Because I’m a Katrina Owen fan, I’ve watched a bunch of her talks. Recently I was watching her talk on Therapeutic Refactoring (it’s great and you should watch that one too), saw that it was from Cascadia Ruby Conf, and decided to see what other talks from that conference were recorded anywhere. One that grabbed my eye right away was called Be Awesome By Being Boring by John Hyland.
The gist of his talk is that “boring” (stable, commonly used, not shiny and new) technology is awesome because you can trust it, you can get help when you need it, and you can focus on building something useful instead of fighting with your tools.
Even if you’re a beginner programmer and nowhere near ready to worry about whether your production database is going to crash, it’s still good advice. Well known, commonly used tools are way easier to learn because they’ve been around long enough to have docs written for them and to have the majority of the bugs worked out of them, they’ve been used enough that somebody else has probably run into the same problem and asked about it on stackoverflow already, and because so many people use it, even if your exact question hasn’t been asked already somebody out there can answer it.
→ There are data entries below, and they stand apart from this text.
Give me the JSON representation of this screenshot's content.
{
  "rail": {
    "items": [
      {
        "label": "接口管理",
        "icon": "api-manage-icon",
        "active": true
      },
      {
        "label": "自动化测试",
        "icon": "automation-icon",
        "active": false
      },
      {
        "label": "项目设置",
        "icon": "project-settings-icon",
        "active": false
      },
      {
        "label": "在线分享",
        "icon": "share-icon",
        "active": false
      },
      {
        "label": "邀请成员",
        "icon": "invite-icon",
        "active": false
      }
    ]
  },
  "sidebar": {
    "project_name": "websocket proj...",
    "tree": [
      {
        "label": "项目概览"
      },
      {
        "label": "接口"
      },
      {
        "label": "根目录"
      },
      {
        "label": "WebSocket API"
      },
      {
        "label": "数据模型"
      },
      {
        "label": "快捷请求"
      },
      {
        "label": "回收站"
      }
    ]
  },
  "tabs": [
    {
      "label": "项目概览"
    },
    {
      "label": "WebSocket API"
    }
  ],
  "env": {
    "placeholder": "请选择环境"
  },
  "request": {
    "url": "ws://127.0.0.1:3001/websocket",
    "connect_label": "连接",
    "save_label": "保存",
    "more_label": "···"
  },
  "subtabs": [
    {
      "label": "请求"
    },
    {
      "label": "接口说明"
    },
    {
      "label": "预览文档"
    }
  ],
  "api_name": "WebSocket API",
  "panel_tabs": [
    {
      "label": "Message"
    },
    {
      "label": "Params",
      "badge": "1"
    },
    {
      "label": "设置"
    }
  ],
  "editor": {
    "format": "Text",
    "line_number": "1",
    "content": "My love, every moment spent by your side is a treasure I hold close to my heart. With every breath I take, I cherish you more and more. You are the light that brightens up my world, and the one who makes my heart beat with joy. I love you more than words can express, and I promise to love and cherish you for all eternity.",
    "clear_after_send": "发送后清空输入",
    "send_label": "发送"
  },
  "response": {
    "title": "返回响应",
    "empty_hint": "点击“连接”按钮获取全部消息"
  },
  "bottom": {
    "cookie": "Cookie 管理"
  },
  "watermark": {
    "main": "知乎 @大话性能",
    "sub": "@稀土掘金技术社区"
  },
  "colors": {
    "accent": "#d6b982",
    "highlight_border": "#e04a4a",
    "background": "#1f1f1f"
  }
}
For example, take a look at the number of questions tagged Java on stackoverflow versus the number of Kotlin questions. When I wrote this post, Kotlin was closing in on 4k, where Java had 1.1 million. I’ve heard good things about Kotlin and I’m not saying it’s a bad language to learn, just that you’re going to find answers a lot more easily with the language that has over 200 times more presence on stackoverflow. Not that stackoverflow is the be all, end all of programming language popularity, but I think it’s a decent measure of how many people are using a language.
Be awesome by being boring, it’ll make your life easier!